• _TASK GOAL_: Each line below that contains the word "role" must be copied.

• _GIVEN DATA_:
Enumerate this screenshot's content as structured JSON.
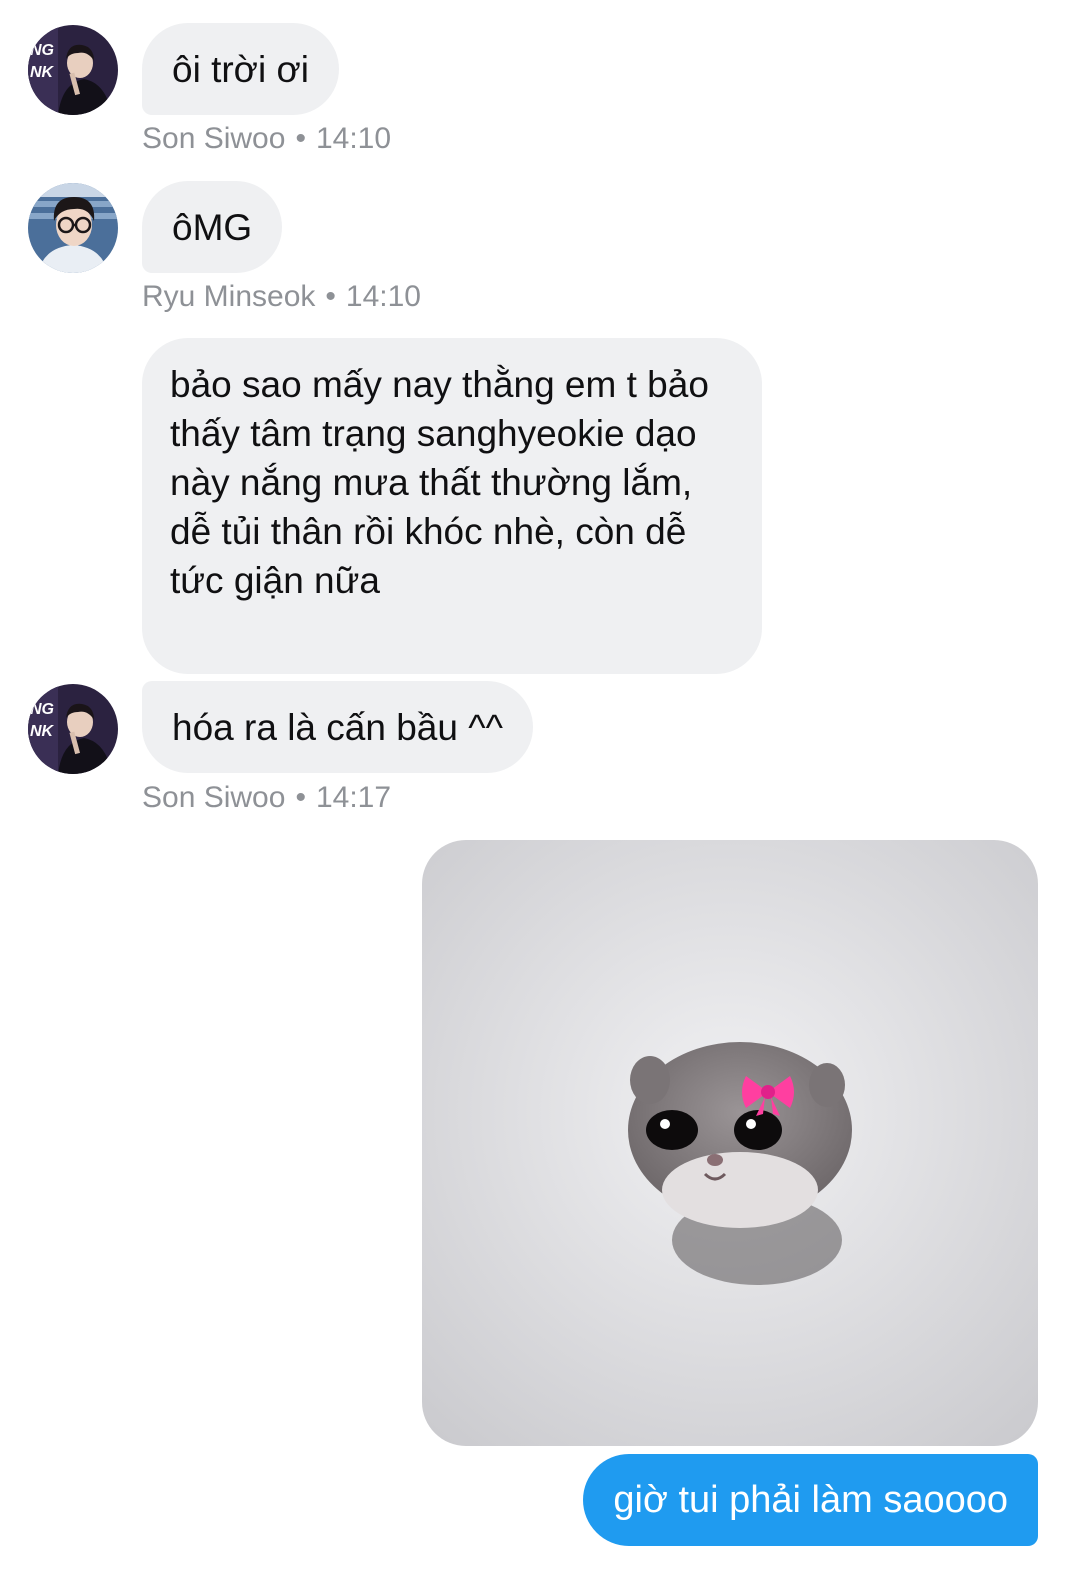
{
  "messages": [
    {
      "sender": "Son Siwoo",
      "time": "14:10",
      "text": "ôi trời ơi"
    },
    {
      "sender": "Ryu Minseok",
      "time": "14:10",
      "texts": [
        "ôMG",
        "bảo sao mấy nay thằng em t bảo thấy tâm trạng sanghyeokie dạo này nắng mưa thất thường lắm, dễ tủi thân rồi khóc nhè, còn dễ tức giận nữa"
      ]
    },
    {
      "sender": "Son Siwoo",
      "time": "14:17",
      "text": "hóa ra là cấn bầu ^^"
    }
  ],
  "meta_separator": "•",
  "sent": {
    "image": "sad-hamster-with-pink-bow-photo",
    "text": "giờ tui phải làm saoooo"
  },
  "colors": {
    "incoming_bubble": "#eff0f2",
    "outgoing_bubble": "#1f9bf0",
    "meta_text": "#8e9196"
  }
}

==

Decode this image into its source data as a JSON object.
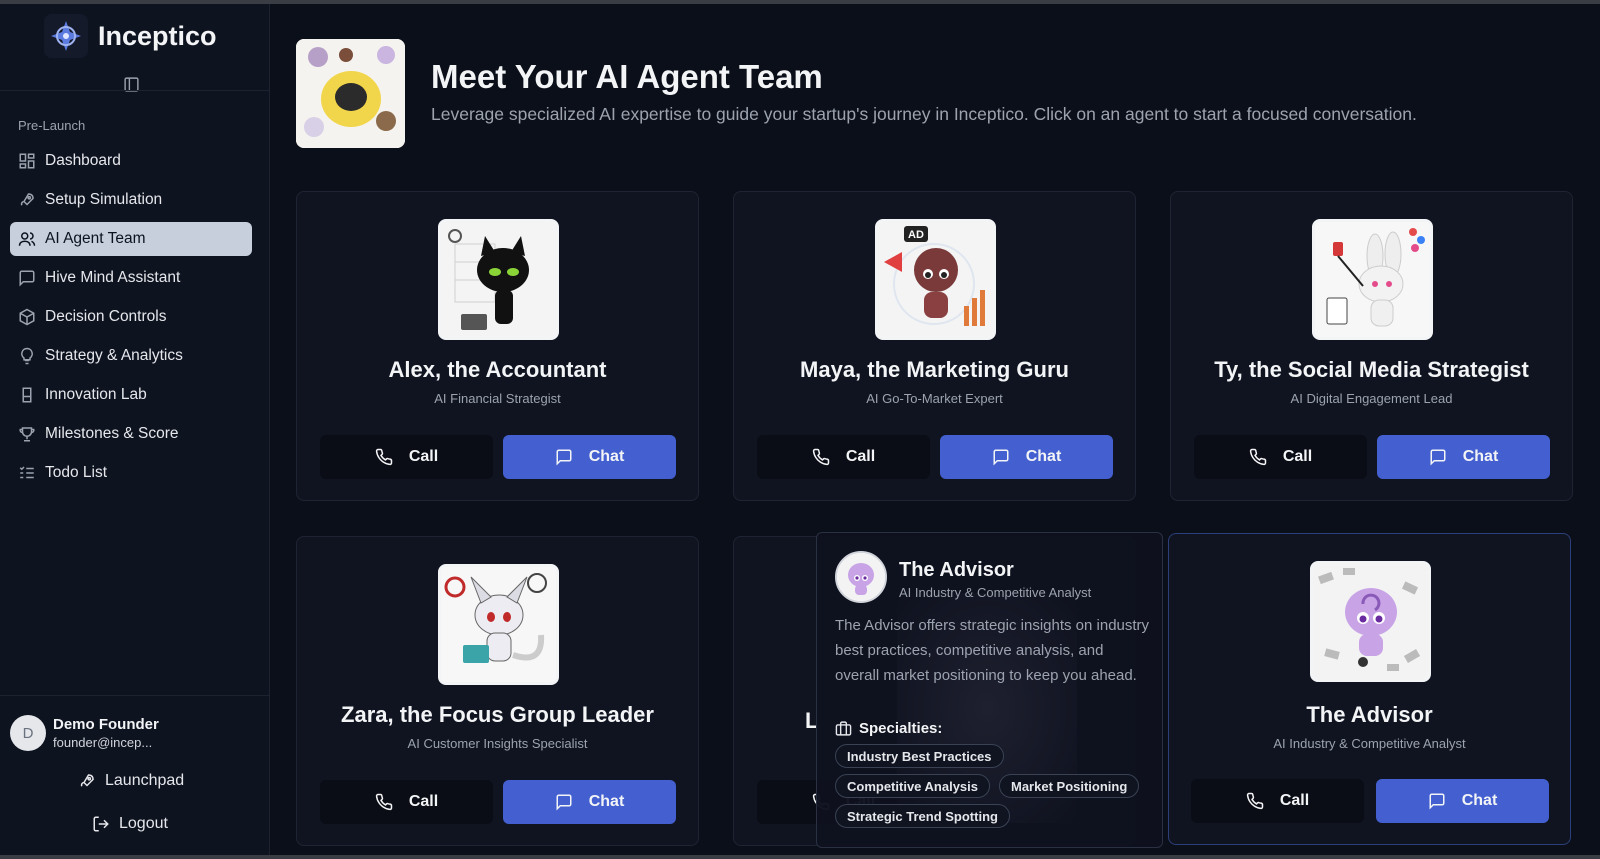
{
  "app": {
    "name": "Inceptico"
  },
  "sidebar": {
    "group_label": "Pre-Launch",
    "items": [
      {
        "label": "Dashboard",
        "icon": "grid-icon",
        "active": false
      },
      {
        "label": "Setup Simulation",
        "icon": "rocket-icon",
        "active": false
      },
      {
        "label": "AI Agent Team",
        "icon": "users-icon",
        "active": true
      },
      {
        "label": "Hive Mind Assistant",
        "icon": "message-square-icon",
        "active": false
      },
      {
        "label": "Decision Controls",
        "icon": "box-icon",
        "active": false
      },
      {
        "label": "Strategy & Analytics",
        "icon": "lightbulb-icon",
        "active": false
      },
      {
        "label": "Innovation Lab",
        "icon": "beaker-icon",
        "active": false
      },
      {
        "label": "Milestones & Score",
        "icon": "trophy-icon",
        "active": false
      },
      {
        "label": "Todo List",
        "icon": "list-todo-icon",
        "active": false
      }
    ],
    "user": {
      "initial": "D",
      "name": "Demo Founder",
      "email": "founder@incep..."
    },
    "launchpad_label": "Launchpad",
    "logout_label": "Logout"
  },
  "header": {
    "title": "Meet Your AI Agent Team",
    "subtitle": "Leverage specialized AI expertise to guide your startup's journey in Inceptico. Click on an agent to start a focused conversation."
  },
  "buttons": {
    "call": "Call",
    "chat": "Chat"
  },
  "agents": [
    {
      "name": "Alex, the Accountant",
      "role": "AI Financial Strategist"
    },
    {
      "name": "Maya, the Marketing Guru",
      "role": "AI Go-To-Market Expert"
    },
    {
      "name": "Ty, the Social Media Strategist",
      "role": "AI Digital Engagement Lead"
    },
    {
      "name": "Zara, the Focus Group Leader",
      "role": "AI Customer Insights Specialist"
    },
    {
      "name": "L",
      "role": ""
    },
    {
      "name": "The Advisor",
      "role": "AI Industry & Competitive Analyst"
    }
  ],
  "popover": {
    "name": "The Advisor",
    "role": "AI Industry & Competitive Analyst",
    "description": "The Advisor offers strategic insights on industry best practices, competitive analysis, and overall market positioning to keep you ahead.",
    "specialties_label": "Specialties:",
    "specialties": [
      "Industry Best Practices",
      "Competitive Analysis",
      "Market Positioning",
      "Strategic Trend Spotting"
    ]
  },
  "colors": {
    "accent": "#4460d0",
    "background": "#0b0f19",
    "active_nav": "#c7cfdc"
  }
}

• _ANSWER TO THIS TASK_:
      "role": "AI Financial Strategist"
      "role": "AI Go-To-Market Expert"
      "role": "AI Digital Engagement Lead"
      "role": "AI Customer Insights Specialist"
      "role": ""
      "role": "AI Industry & Competitive Analyst"
    "role": "AI Industry & Competitive Analyst",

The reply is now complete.